While a dentist is not personally required to obtain an establishment license to provide a dental material in the treatment of a patient, he or she does face potential prosecution under the Food & Drugs Act if the dental material is not covered by a medical device license or does not emanate from a distributor having an establishment license.
Section 20 of the Food & Drugs Act is worded very broadly to prohibit the sale of any medical device that deceives the ultimate purchaser into believing that the product is safe. This could arguably include a situation where a dentist uses a medical device such as a filling, crown, implant or other material on a patient. It could be argued that the dentist is effectively “selling” the medical device to the patient as part of the overall treatment plan. This section provides as follows:
20. (1) No person shall label, package, treat, process, sell or advertise any device in a manner that is false, misleading or deceptive or is likely to create an erroneous impression regarding its design, construction, performance, intended use, quantity, character, value, composition, merit or safety.
Section 2 of the Food & Drugs Act provides as follows:
2. In this Act,
“sell” includes offer for sale, expose for sale, have in possession for sale and distribute, whether or not the distribution is made for consideration;
The Food & Drugs Act provides penalties including fine and imprisonment for its contravention. Section 31 of the Food & Drugs Act provides as follows:
31. Subject to section 31.1, every person who contravenes any of the provisions of this Act or of the regulations made under this Part is guilty of an offence and liable
(a) on summary conviction for a first offence to a fine not exceeding five hundred dollars or to imprisonment for a term not exceeding three months or to both and, for a subsequent offence, to a fine not exceeding one thousand dollars or to imprisonment for a term not exceeding six months or to both; and
(b) on conviction on indictment to a fine not exceeding five thousand dollars or to imprisonment for a term not exceeding three years or to both.
It is important for dentists to appreciate the importance of diligently ensuring that dental materials that they purchase for use on patients are licensed for use in Canada as a medical device. Additionally, dentists should only buy dental materials from d
istributors having a valid establishment license in Canada. It is not safe for a dentist to rely on the fact that dental materials purchased from a distributor were produced by a reputable company and bear its trademark. In view of grey good importation activities, more thorough diligence is required. Beyond potential civil liability and disciplinary action by the Royal College of Dental Surgeons, dentists could face prosecution from Health Canada for using unsafe medical devices on patients.
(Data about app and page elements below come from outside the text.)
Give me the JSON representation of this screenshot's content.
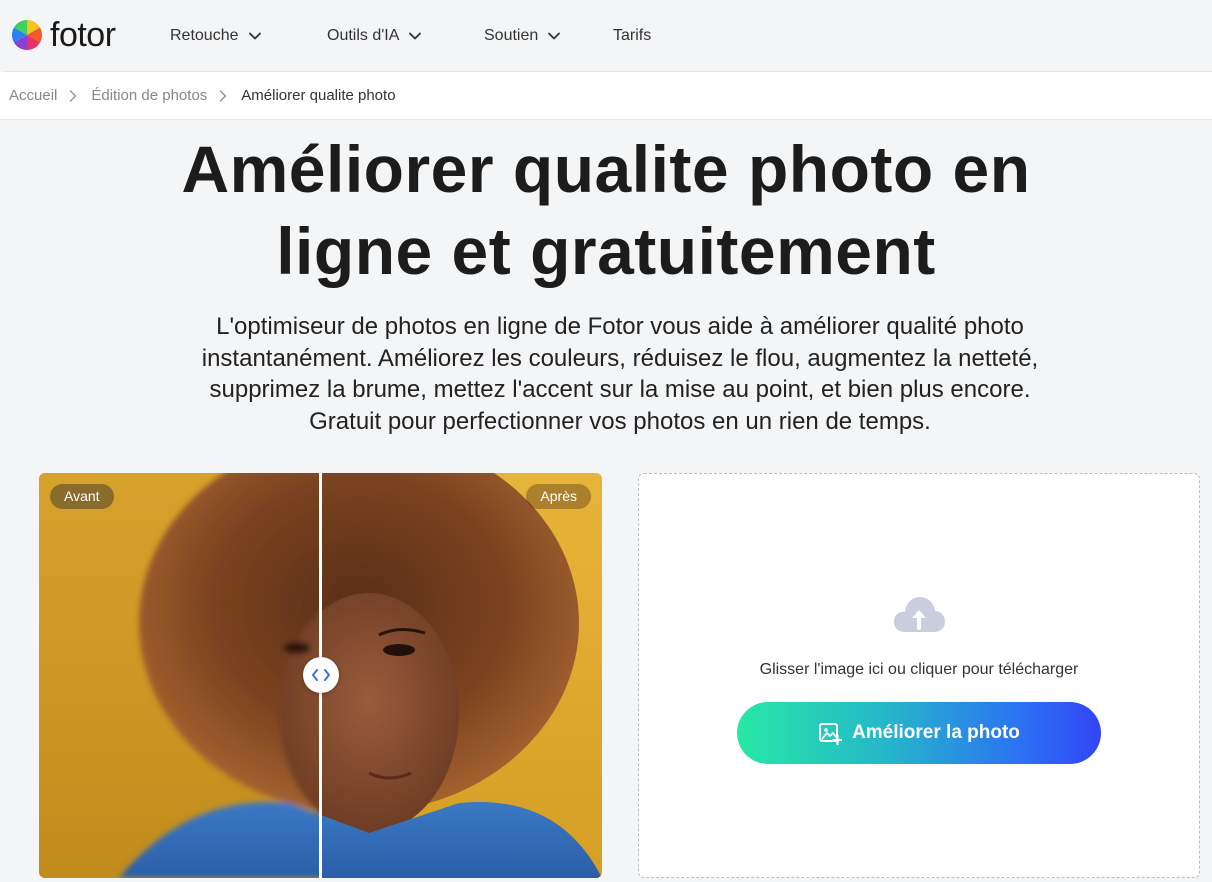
{
  "brand": {
    "name": "fotor"
  },
  "nav": [
    {
      "label": "Retouche",
      "has_dropdown": true
    },
    {
      "label": "Outils d'IA",
      "has_dropdown": true
    },
    {
      "label": "Soutien",
      "has_dropdown": true
    },
    {
      "label": "Tarifs",
      "has_dropdown": false
    }
  ],
  "breadcrumb": [
    {
      "label": "Accueil"
    },
    {
      "label": "Édition de photos"
    },
    {
      "label": "Améliorer qualite photo"
    }
  ],
  "hero": {
    "title_line1": "Améliorer qualite photo en",
    "title_line2": "ligne et gratuitement",
    "subtitle_line1": "L'optimiseur de photos en ligne de Fotor vous aide à améliorer qualité photo",
    "subtitle_line2": "instantanément. Améliorez les couleurs, réduisez le flou, augmentez la netteté,",
    "subtitle_line3": "supprimez la brume, mettez l'accent sur la mise au point, et bien plus encore.",
    "subtitle_line4": "Gratuit pour perfectionner vos photos en un rien de temps."
  },
  "compare": {
    "before_label": "Avant",
    "after_label": "Après",
    "split_fraction": 0.5
  },
  "upload": {
    "hint": "Glisser l'image ici ou cliquer pour télécharger",
    "button_label": "Améliorer la photo",
    "icon": "cloud-upload-icon"
  },
  "colors": {
    "page_bg": "#f4f5f7",
    "cta_gradient_start": "#27e8a5",
    "cta_gradient_end": "#3344f5",
    "upload_icon": "#c9cede"
  }
}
In view of all of these issues, it is clear that significant care must be exercised when purchasing dental materials.OH
Oral Health welcomes this original article.
Your email address will not be published. Required fields are marked *
Save my name, email, and website in this browser for the next time I comment.